of favorable conditions as a right rather than a privilege.
By tonight I was fed up with the whole charade, so I cheered myself up
by having my first hot meal of the crossing. I haven't wanted hot foot –
the temperatures have been sweltering. But today has been overcast and
almost cool by comparison, and I decided some comfort food was in order.
So I dug out the cook stove and kettle and boiled up some water to mix
with my freeze-dried chilli con carne. It may not be consistent with my
rawfood detox diet, but I have to say, it absolutely hit the spot. Funny
how much better life can seem with a bellyful of hot food.
[photo: another pic of yesterday's visitor, with his little entourage.]
Do you see the thin fish that has attached itself to the top right of
the turtle's shell in the photo? I think that's the same creature that
latched onto my bottom a few weeks ago when I was cleaning barnacles off
the hull. I'm not sure I'd pick him out in an identity parade, but I'm
pretty sure. Any idea what he is?
Nicole and I recorded our last podcast together today, before Leo
returns from his trip to China next week and we resume our usual
Thursday format. Nicole and I had a good chat about all kinds of stuff,
particularly the challenges of trying to land on a tiny dot in a very
big ocean. You can find the podcast (30 mins approx) via the RozTracker.
Speaking of the RozTracker, I gather it has a load of cool new features,
including latitude and longitude, and a streamlined way of presenting
the tweets, blogs etc. Thanks, Evan! I just wish I could see it too!
Can't wait to get back to dry land and get a decent internet connection.
You might be interested to learn (and Naomi in NY, I'm thinking of you
in particular, and your walk across England) that we are planning to
market the Tracker product to people who are planning their own
adventures, to enable them to share the experience through social media.
It's too early to be specific, but we hope it will be available from
early next year. I'll keep you posted.
Due to a technical hitch I haven't received the comments from
yesterday's blog. So I'm sorry I can't respond to any of them here – but
I'll try to catch up tomorrow. So I'll sign off for now, get an early
night, and hope that the weather has come to its senses by morning…
Weather report (I don't really want to talk about it, but if you really
want to know):
Position at 2100 HST: 05 06.243N, 175 44.780W
Wind: S-W, 3-12kts
Weather: mostly overcast, some squally showers
Weather forecast, courtesy of weatherguy.com
As of Thursday, 15 July 2009. Wind predictions will be with an added
level of uncertainty due to the naturally occurring variable conditions
in the equatorial regions. From satellite data, it appears enhanced

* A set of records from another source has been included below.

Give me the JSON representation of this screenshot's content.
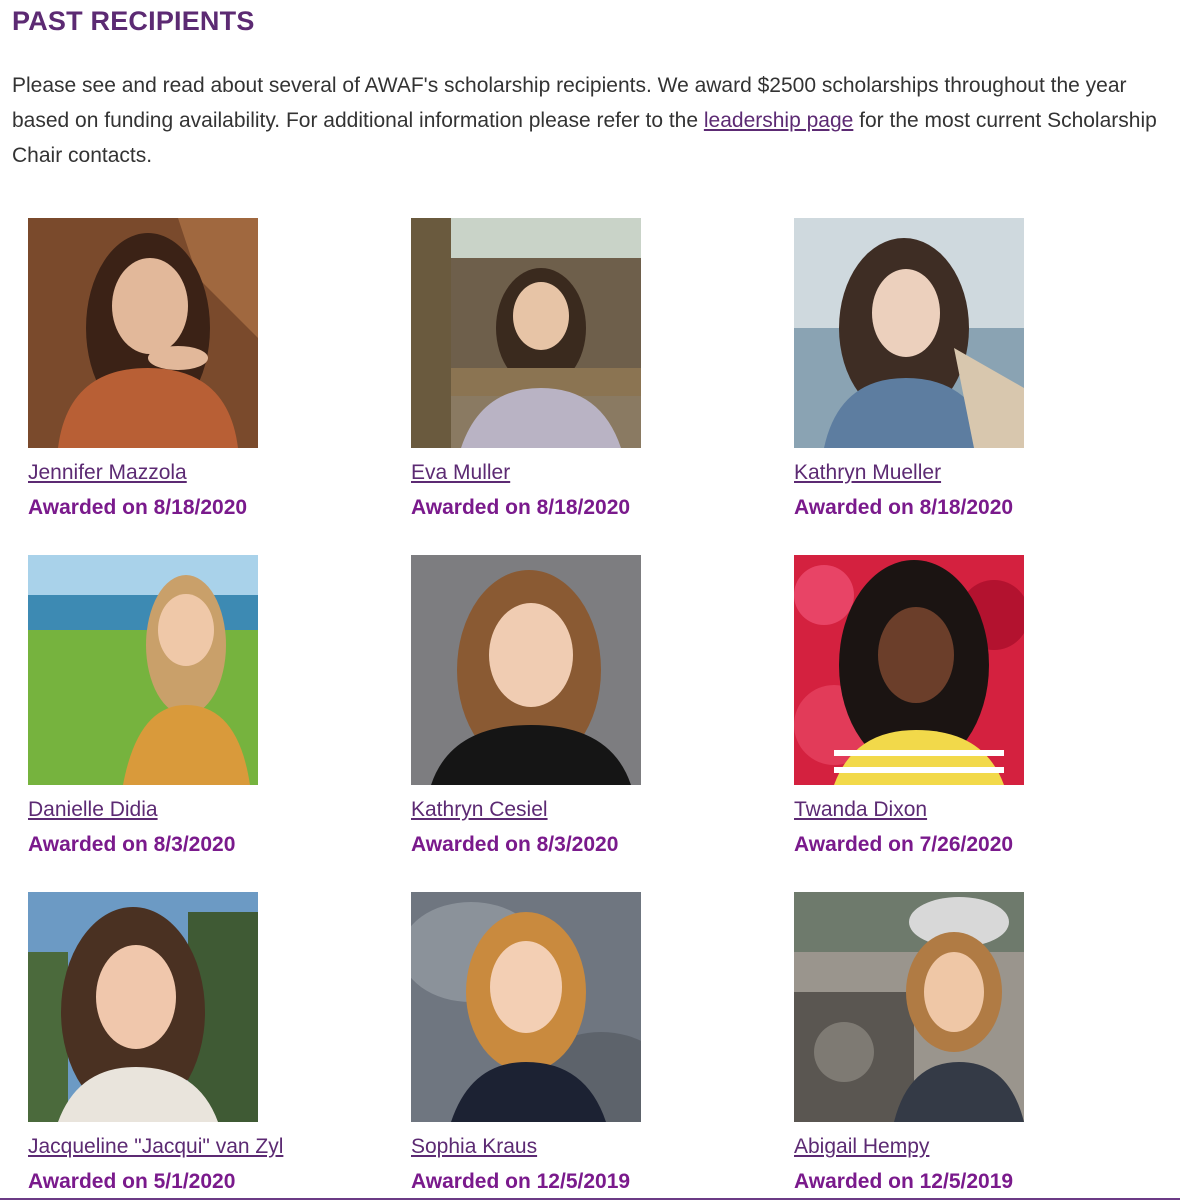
{
  "heading": "PAST RECIPIENTS",
  "intro": {
    "text_before": "Please see and read about several of AWAF's scholarship recipients.  We award $2500 scholarships throughout the year based on funding availability. For additional information please refer to the ",
    "link": "leadership page",
    "text_after": " for the most current Scholarship Chair contacts."
  },
  "recipients": [
    {
      "name": "Jennifer Mazzola",
      "award": "Awarded on 8/18/2020",
      "photo": "portrait-photo"
    },
    {
      "name": "Eva Muller",
      "award": "Awarded on 8/18/2020",
      "photo": "portrait-photo"
    },
    {
      "name": "Kathryn Mueller",
      "award": "Awarded on 8/18/2020",
      "photo": "portrait-photo"
    },
    {
      "name": "Danielle Didia",
      "award": "Awarded on 8/3/2020",
      "photo": "portrait-photo"
    },
    {
      "name": "Kathryn Cesiel",
      "award": "Awarded on 8/3/2020",
      "photo": "portrait-photo"
    },
    {
      "name": "Twanda Dixon",
      "award": "Awarded on 7/26/2020",
      "photo": "portrait-photo"
    },
    {
      "name": "Jacqueline \"Jacqui\" van Zyl",
      "award": "Awarded on 5/1/2020",
      "photo": "portrait-photo"
    },
    {
      "name": "Sophia Kraus",
      "award": "Awarded on 12/5/2019",
      "photo": "portrait-photo"
    },
    {
      "name": "Abigail Hempy",
      "award": "Awarded on 12/5/2019",
      "photo": "portrait-photo"
    }
  ],
  "colors": {
    "heading": "#5c2a73",
    "link": "#5c2a73",
    "award": "#7a1a8c",
    "body_text": "#333333"
  }
}
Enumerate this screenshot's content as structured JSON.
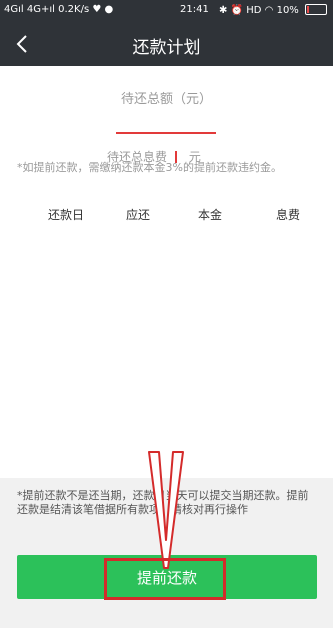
{
  "status_bar": {
    "network_left": "4G",
    "network_right": "4G+",
    "speed": "0.2K/s",
    "time": "21:41",
    "hd_label": "HD",
    "battery": "10%",
    "battery_level": 0.1,
    "battery_color": "#e84b4b"
  },
  "nav": {
    "title": "还款计划",
    "back_icon": "chevron-left-icon"
  },
  "summary": {
    "total_label": "待还总额（元）",
    "interest_label": "待还总息费",
    "interest_unit": "元",
    "notice": "*如提前还款，需缴纳还款本金3%的提前还款违约金。"
  },
  "table": {
    "columns": [
      "还款日",
      "应还",
      "本金",
      "息费"
    ]
  },
  "footer": {
    "note": "*提前还款不是还当期，还款日当天可以提交当期还款。提前还款是结清该笔借据所有款项，请核对再行操作",
    "prepay_button": "提前还款"
  },
  "colors": {
    "header_bg": "#2f3338",
    "button_green": "#2cc15a",
    "annotation_red": "#d42b2b"
  }
}
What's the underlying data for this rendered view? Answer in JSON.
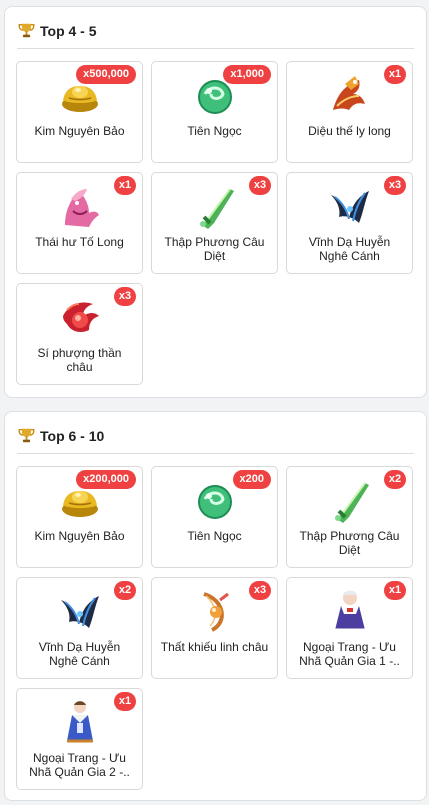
{
  "sections": [
    {
      "title": "Top 4 - 5",
      "items": [
        {
          "name": "Kim Nguyên Bảo",
          "qty": "x500,000",
          "icon": "gold-ingot-icon"
        },
        {
          "name": "Tiên Ngọc",
          "qty": "x1,000",
          "icon": "jade-orb-icon"
        },
        {
          "name": "Diệu thế ly long",
          "qty": "x1",
          "icon": "dragon-icon"
        },
        {
          "name": "Thái hư Tố Long",
          "qty": "x1",
          "icon": "pink-dragon-icon"
        },
        {
          "name": "Thập Phương Câu Diệt",
          "qty": "x3",
          "icon": "green-blade-icon"
        },
        {
          "name": "Vĩnh Dạ Huyễn Nghê Cánh",
          "qty": "x3",
          "icon": "dark-wing-icon"
        },
        {
          "name": "Sí phượng thần châu",
          "qty": "x3",
          "icon": "phoenix-pearl-icon"
        }
      ]
    },
    {
      "title": "Top 6 - 10",
      "items": [
        {
          "name": "Kim Nguyên Bảo",
          "qty": "x200,000",
          "icon": "gold-ingot-icon"
        },
        {
          "name": "Tiên Ngọc",
          "qty": "x200",
          "icon": "jade-orb-icon"
        },
        {
          "name": "Thập Phương Câu Diệt",
          "qty": "x2",
          "icon": "green-blade-icon"
        },
        {
          "name": "Vĩnh Dạ Huyễn Nghê Cánh",
          "qty": "x2",
          "icon": "dark-wing-icon"
        },
        {
          "name": "Thất khiếu linh châu",
          "qty": "x3",
          "icon": "orange-bow-icon"
        },
        {
          "name": "Ngoại Trang - Ưu Nhã Quản Gia 1 -..",
          "qty": "x1",
          "icon": "costume-purple-icon"
        },
        {
          "name": "Ngoại Trang - Ưu Nhã Quản Gia 2 -..",
          "qty": "x1",
          "icon": "costume-blue-icon"
        }
      ]
    }
  ],
  "colors": {
    "badge": "#ef4141",
    "trophy": "#d9a11e"
  }
}
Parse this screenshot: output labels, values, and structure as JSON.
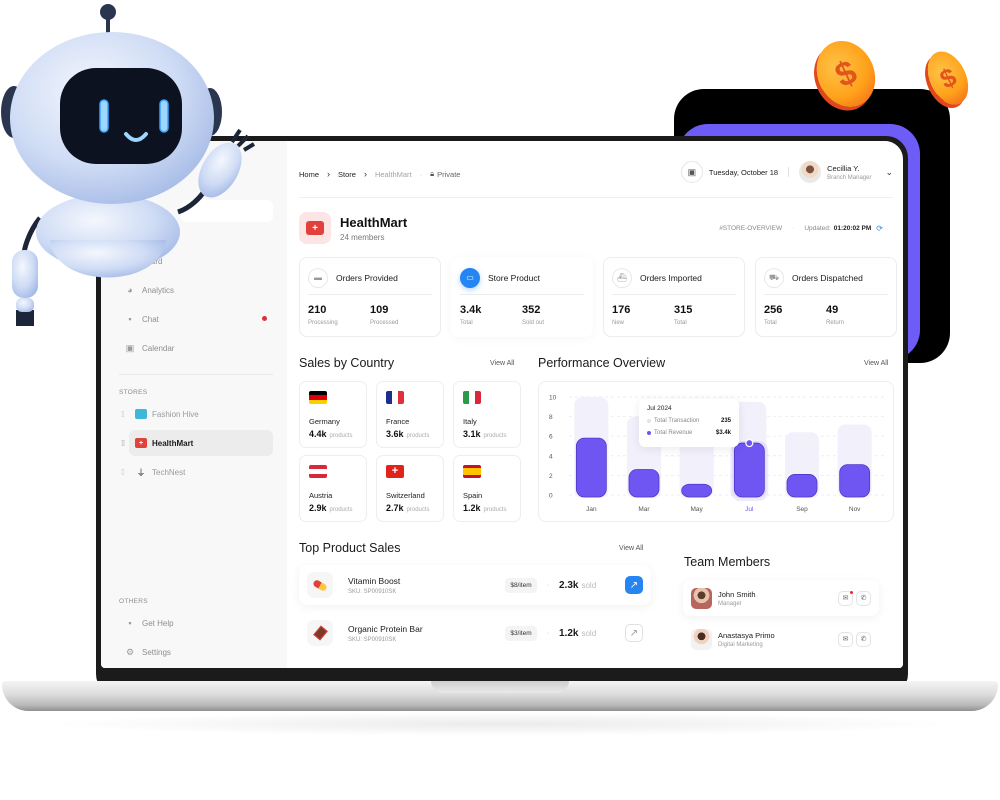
{
  "breadcrumb": {
    "items": [
      "Home",
      "Store"
    ],
    "current": "HealthMart",
    "visibility": "Private"
  },
  "header": {
    "date": "Tuesday, October 18",
    "user": {
      "name": "Cecillia Y.",
      "role": "Branch Manager"
    }
  },
  "sidebar": {
    "items": [
      {
        "label": "Dashboard",
        "visible_label": "board",
        "icon": "dashboard-icon"
      },
      {
        "label": "Analytics",
        "icon": "pie-chart-icon"
      },
      {
        "label": "Chat",
        "icon": "chat-icon",
        "notification": true
      },
      {
        "label": "Calendar",
        "icon": "calendar-icon"
      }
    ],
    "stores_heading": "STORES",
    "stores": [
      {
        "label": "Fashion Hive",
        "icon": "tshirt-icon",
        "color": "#3fb8d8"
      },
      {
        "label": "HealthMart",
        "icon": "medical-kit-icon",
        "color": "#e2403a",
        "active": true
      },
      {
        "label": "TechNest",
        "icon": "plug-icon",
        "color": "#222222"
      }
    ],
    "others_heading": "OTHERS",
    "others": [
      {
        "label": "Get Help",
        "icon": "help-chat-icon"
      },
      {
        "label": "Settings",
        "icon": "gear-icon"
      }
    ]
  },
  "store": {
    "name": "HealthMart",
    "members": "24 members",
    "tag": "#STORE-OVERVIEW",
    "updated_label": "Updated:",
    "updated_time": "01:20:02 PM"
  },
  "stats": [
    {
      "title": "Orders Provided",
      "icon": "inbox-icon",
      "values": [
        {
          "num": "210",
          "label": "Processing"
        },
        {
          "num": "109",
          "label": "Processed"
        }
      ]
    },
    {
      "title": "Store Product",
      "icon": "store-icon",
      "active": true,
      "values": [
        {
          "num": "3.4k",
          "label": "Total"
        },
        {
          "num": "352",
          "label": "Sold out"
        }
      ]
    },
    {
      "title": "Orders Imported",
      "icon": "ship-icon",
      "values": [
        {
          "num": "176",
          "label": "New"
        },
        {
          "num": "315",
          "label": "Total"
        }
      ]
    },
    {
      "title": "Orders Dispatched",
      "icon": "truck-icon",
      "values": [
        {
          "num": "256",
          "label": "Total"
        },
        {
          "num": "49",
          "label": "Return"
        }
      ]
    }
  ],
  "sales_by_country": {
    "title": "Sales by Country",
    "view_all": "View All",
    "unit": "products",
    "countries": [
      {
        "name": "Germany",
        "value": "4.4k"
      },
      {
        "name": "France",
        "value": "3.6k"
      },
      {
        "name": "Italy",
        "value": "3.1k"
      },
      {
        "name": "Austria",
        "value": "2.9k"
      },
      {
        "name": "Switzerland",
        "value": "2.7k"
      },
      {
        "name": "Spain",
        "value": "1.2k"
      }
    ]
  },
  "performance": {
    "title": "Performance Overview",
    "view_all": "View All",
    "tooltip": {
      "title": "Jul 2024",
      "rows": [
        {
          "label": "Total Transaction",
          "value": "235"
        },
        {
          "label": "Total Revenue",
          "value": "$3.4k"
        }
      ]
    }
  },
  "chart_data": {
    "type": "bar",
    "title": "Performance Overview",
    "categories": [
      "Jan",
      "Mar",
      "May",
      "Jul",
      "Sep",
      "Nov"
    ],
    "series": [
      {
        "name": "Total Transaction",
        "values": [
          10,
          8,
          9,
          9.5,
          6.4,
          7.2
        ],
        "color": "#f1f0fb"
      },
      {
        "name": "Total Revenue",
        "values": [
          5.8,
          2.6,
          1.1,
          5.3,
          2.1,
          3.1
        ],
        "color": "#6f56f2"
      }
    ],
    "highlighted": "Jul",
    "yticks": [
      0,
      2,
      4,
      6,
      8,
      10
    ],
    "ylim": [
      0,
      10
    ],
    "grid": true,
    "xlabel": "",
    "ylabel": ""
  },
  "top_products": {
    "title": "Top Product Sales",
    "view_all": "View All",
    "sold_label": "sold",
    "items": [
      {
        "name": "Vitamin Boost",
        "sku": "SKU: SP00910SK",
        "price": "$8/item",
        "sold": "2.3k",
        "icon": "pill-icon",
        "active": true
      },
      {
        "name": "Organic Protein Bar",
        "sku": "SKU: SP00910SK",
        "price": "$3/item",
        "sold": "1.2k",
        "icon": "protein-bar-icon"
      }
    ]
  },
  "team": {
    "title": "Team Members",
    "members": [
      {
        "name": "John Smith",
        "role": "Manager",
        "unread": true
      },
      {
        "name": "Anastasya Primo",
        "role": "Digital Marketing"
      }
    ]
  }
}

convective activity was centered along 170W extending past the dateline
to 170E. Winds mostly NEerly direction shift to Serly by 18 Jul
noontime, then back to Nerly by 19Jul0900HST. Speeds should be in the
5-10kt range with periods of calm. Seas 1-4ft.
Sky conditions: Mostly cloudy to overcast with low level clouds.
Scattered rainshowers, squalls, and possible thunderstorms. Wind speeds
in these systems 40kts.
ITCZ: The Inter-Tropical Convergence Zone (ITCZ) has once again become
more active over your rowing area. Southern edge of the ITCZ axis trails
off at 180E/W and 00 30S.
Ocean Current: North Equatorial Counter Current (NECC). No change from
earlier discussions. You are approaching the northern boundary of the E
flowing current. Northern boundary is about 05 00N extending to the
southern boundary near 00 30S. Current speeds increases to Eerly 0.1 to
0.2, then builds to a maximum near 0.6 to 0.8kts from 02 30N to 01 00N
then fades to 0.1 to 0.2 near the southern boundary. There are periodic
fluctuations in these dimensions.
Date/Time HST Wind kts Seas (ft) est
16/1800-17/0600 NE-E 5-15 2-4
17/0600-18/1200 E-S 0-10 1-3
18/1200-20/0600 S-N 5-10 2-4
20/0600-21/1800 N-S 0-7 1-3